Giving time, blood
Others, like Mike Cheddar of Madison, Wis., said they were using a different currency for their charitable endeavors.
"I've stopped giving money," he said. "I volunteer time instead. Like most Americans, I'm bitter and McJobbed, so I've barely enough money to give my family nice things for Christmas. Now blood donation and volunteering to teach English is it."
There's no question that the year has dished out many reasons for gloom — shrinking retirement funds, foreclosed homes and Wall Street fraud to name just a few. But the tough circumstances only add to the joy of giving for some generous souls.
Iris Tobias donates through her job in the defense sector, but she gets her fun from her own "ambush" charity.
"I set aside a certain amount of money that I feel I can share and then I head out to mingle," said Tobias of Erie, Colo. Then, she goes out to stores, looking for people who are scrimping — perhaps with only bare essentials in their grocery cart, a stack of coupons in hand and maybe a calculator. (Tobias knows that look well; in the early years of her marriage, she and her husband scraped by on his military salary.) "If I get the overall impression they could use a hand I follow close, and as their back is turned I drop money in their carts," she said.
Another theme in the responses was expressed well by Margaret Driscoll of Poplar Branch, N.C., who sees in the tough times an opportunity to break the habit of buying gifts for people who don't really need anything.
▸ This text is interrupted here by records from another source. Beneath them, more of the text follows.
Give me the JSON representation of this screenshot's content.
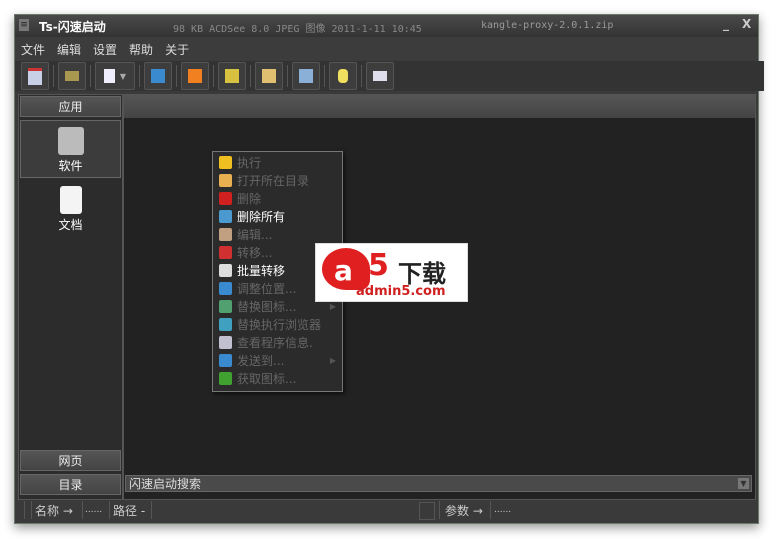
{
  "background": {
    "file_info": "98 KB  ACDSee 8.0 JPEG 图像  2011-1-11 10:45",
    "file_name": "kangle-proxy-2.0.1.zip"
  },
  "window": {
    "title": "Ts-闪速启动",
    "minimize": "_",
    "close": "X"
  },
  "menu": [
    "文件",
    "编辑",
    "设置",
    "帮助",
    "关于"
  ],
  "toolbar": [
    "calendar-icon",
    "folder-icon",
    "new-page-icon",
    "add-file-icon",
    "rss-add-icon",
    "folder-add-icon",
    "note-icon",
    "edit-icon",
    "database-icon",
    "card-icon"
  ],
  "left": {
    "top_category": "应用",
    "items": [
      {
        "label": "软件",
        "icon": "tools-icon"
      },
      {
        "label": "文档",
        "icon": "document-icon"
      }
    ],
    "bottom_categories": [
      "网页",
      "目录"
    ]
  },
  "search": {
    "placeholder": "闪速启动搜索"
  },
  "status": {
    "name_label": "名称 →",
    "name_value": "......",
    "path_label": "路径 -",
    "param_label": "参数 →",
    "param_value": "......"
  },
  "context_menu": [
    {
      "label": "执行",
      "enabled": false,
      "icon": "lightning-icon",
      "color": "#f0c020"
    },
    {
      "label": "打开所在目录",
      "enabled": false,
      "icon": "folder-open-icon",
      "color": "#e8b050"
    },
    {
      "label": "删除",
      "enabled": false,
      "icon": "delete-x-icon",
      "color": "#d02020"
    },
    {
      "label": "删除所有",
      "enabled": true,
      "icon": "delete-all-icon",
      "color": "#4a9ad0"
    },
    {
      "label": "编辑...",
      "enabled": false,
      "icon": "edit-pencil-icon",
      "color": "#c0a080"
    },
    {
      "label": "转移...",
      "enabled": false,
      "icon": "move-icon",
      "color": "#d03030"
    },
    {
      "label": "批量转移",
      "enabled": true,
      "icon": "batch-move-icon",
      "color": "#dddddd"
    },
    {
      "label": "调整位置...",
      "enabled": false,
      "icon": "usb-icon",
      "color": "#3a8ad0"
    },
    {
      "label": "替换图标...",
      "enabled": false,
      "icon": "image-replace-icon",
      "color": "#50a070",
      "submenu": true
    },
    {
      "label": "替换执行浏览器",
      "enabled": false,
      "icon": "browser-refresh-icon",
      "color": "#40a0c0"
    },
    {
      "label": "查看程序信息.",
      "enabled": false,
      "icon": "info-card-icon",
      "color": "#c0c0d0"
    },
    {
      "label": "发送到...",
      "enabled": false,
      "icon": "send-usb-icon",
      "color": "#3a8ad0",
      "submenu": true
    },
    {
      "label": "获取图标...",
      "enabled": false,
      "icon": "get-icon",
      "color": "#40a030"
    }
  ],
  "watermark": {
    "text": "a5下载",
    "url": "admin5.com"
  }
}
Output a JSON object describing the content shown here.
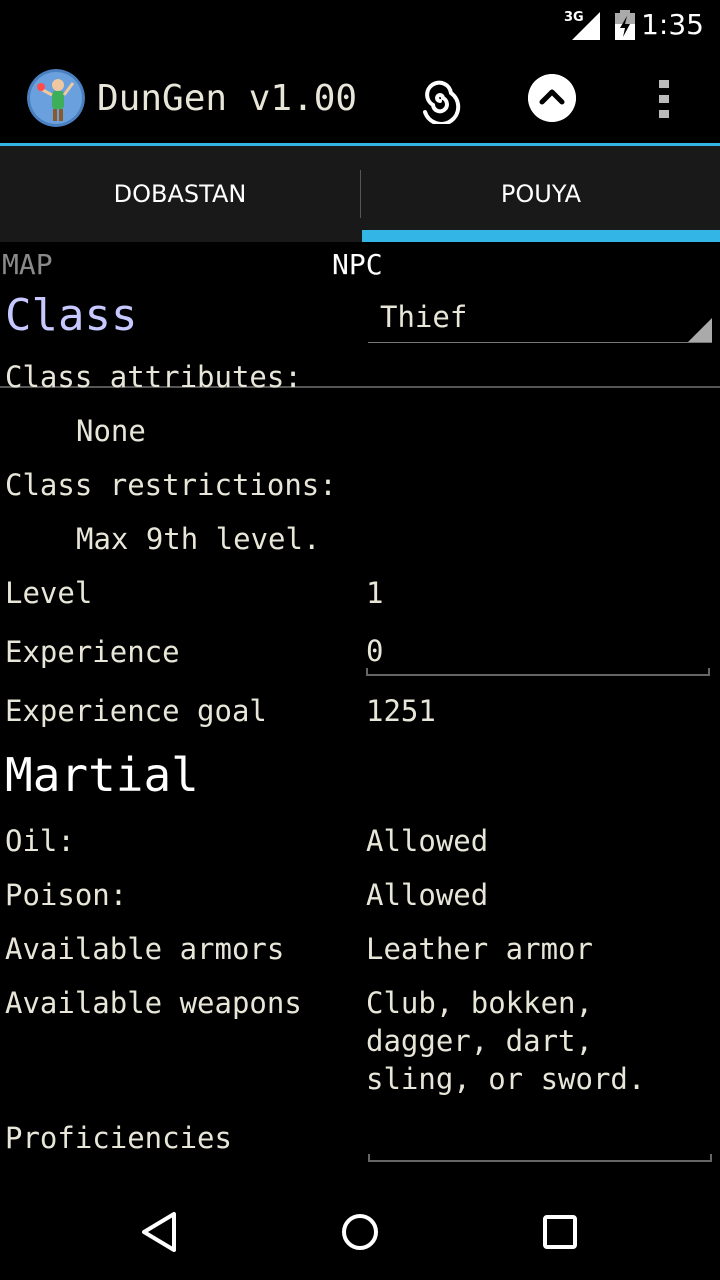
{
  "status_bar": {
    "network_label": "3G",
    "time": "1:35",
    "icons": [
      "signal-icon",
      "battery-charging-icon"
    ]
  },
  "action_bar": {
    "title": "DunGen v1.00",
    "icons": [
      "app-logo-icon",
      "swirl-icon",
      "chevron-up-icon",
      "overflow-menu-icon"
    ]
  },
  "tabs": [
    {
      "label": "DOBASTAN",
      "selected": false
    },
    {
      "label": "POUYA",
      "selected": true
    }
  ],
  "subtabs": {
    "map": "MAP",
    "npc": "NPC"
  },
  "class_section": {
    "heading": "Class",
    "selected_class": "Thief",
    "attributes_label": "Class attributes:",
    "attributes_value": "None",
    "restrictions_label": "Class restrictions:",
    "restrictions_value": "Max 9th level.",
    "level_label": "Level",
    "level_value": "1",
    "experience_label": "Experience",
    "experience_value": "0",
    "experience_goal_label": "Experience goal",
    "experience_goal_value": "1251"
  },
  "martial_section": {
    "heading": "Martial",
    "oil_label": "Oil:",
    "oil_value": "Allowed",
    "poison_label": "Poison:",
    "poison_value": "Allowed",
    "armors_label": "Available armors",
    "armors_value": "Leather armor",
    "weapons_label": "Available weapons",
    "weapons_line1": "Club, bokken,",
    "weapons_line2": "dagger, dart,",
    "weapons_line3": "sling, or sword.",
    "proficiencies_label": "Proficiencies",
    "proficiencies_value": ""
  },
  "colors": {
    "accent": "#33b5e5",
    "class_heading": "#c6c8ff",
    "text": "#e8e6d8",
    "tab_bar_bg": "#191919"
  },
  "nav_bar": {
    "icons": [
      "back-icon",
      "home-icon",
      "recents-icon"
    ]
  }
}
"This year my family is not exchanging adult gifts," she wrote. "We are giving gifts to the children. We have also adopted a child in need and will purchase gifts for him. We will spend Christmas enjoying a great meal and each other's company. The current economic times motivated my adult children to make these suggestions. I was pleased. I have wanted to get away from the material aspect of the season for many, many years. The current economic crisis is giving us (and I hope everyone) the opportunity to redefine what the season should mean: Peace on Earth, Good Will to All."